In late 2013, the National Aeronautics and Space Administration (NASA) and the Jet Propulsion Laboratory (JPL) tentatively announced that space probe Voyager 1 had entered interstellar space in 2012. Although not beyond the effect of our Sun and therefore not outside of the Solar System, interstellar space is an ocean of plasma, which is comprised of charged particles. While it hasn’t left the Solar System, Voyager 1 has flown about 11 billion miles from Earth since its launch.
Launched on September 5, 1977 atop a Titan IIIE rocket, it has taken the 733 kg spacecraft over 35 Earth years to reach this new frontier of dense, silent space. Details from NASA and JPL, the latter of which is managed by the California Technical Institute, were released on July 7, 2014 describing further supporting proof that the spacecraft did, indeed, left the heliopause in 2012. There are now three separate confirmed occurrences of an identical signal picked up by Voyager 1 that, when analyzed, indicate that each respective signal was received at a different distance past the heliosphere.
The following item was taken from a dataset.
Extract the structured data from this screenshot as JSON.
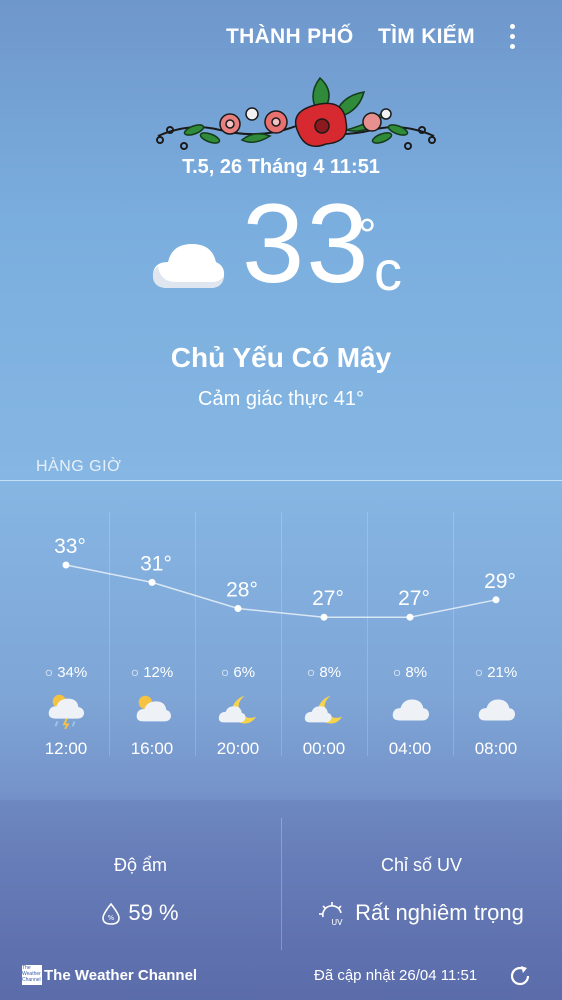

So who, or what, sent that signal into the deep reaches of our Solar System? The culprit in this case is the Sun. When massive bursts of plasma and magnetic fields, called coronal mass ejections (CMEs), are released from the surface of the Sun into space, these super-heated tentacles of gas travel outward from the Sun at an average speed of 489 kilometers per second. It should be noted that this deadly mixture of gas can reach speeds as high as 3,200 km/s.
The density of the plasma of a CME is much different than the density of the plasma in interstellar space. Once the plasma of each of the three CMEs hit the heliospehere around the spacecraft, Voyager 1 detected the dramatic shift in density and sent data back to JPL for analysis. Research indicated that the density of the waves disturbing the thick plasma ocean matched the density of CMEs launched into space by our Sun. Further analysis matched the vibrations with the launch of each of these CMEs from the Sun.
So, where’s the next stop for Voyager 1? The Oort Cloud, named after Dutch astronomer Jan Oort, is next on the list, the origin place of the famed comet Hale-Bopp. It will take Voyager I about 300 years to reach the thick mess of icy comets, asteroids, and debris, and 30,000 years to pass through it.
Voyager 1 still has a long way to go before it finally leaves the Solar System, but we have high hopes for the little probe. Even though its generators only have about enough juice to power it until 2025, Voyager 1 will continue to fly toward the edge of the Solar System, capturing minds and spurring dreams of interstellar travel for mankind.[button link=”http://www.cnet.com/news/nasas-voyager-hit-by-third-solar-tsunami/” icon=”fa-external-link” side=”left” target=”blank” color=”285b5e” textcolor=”ffffff”]Source: CNET[/button][button link=”http://www.jpl.nasa.gov/news/news.php?release=2014-221″ icon=”fa-external-link” side=”left” target=”blank” color=”285b5e” textcolor=”ffffff”]Source: NASA[/button]
Image Sources: Wikipedia
Last Updated on November 27, 2018.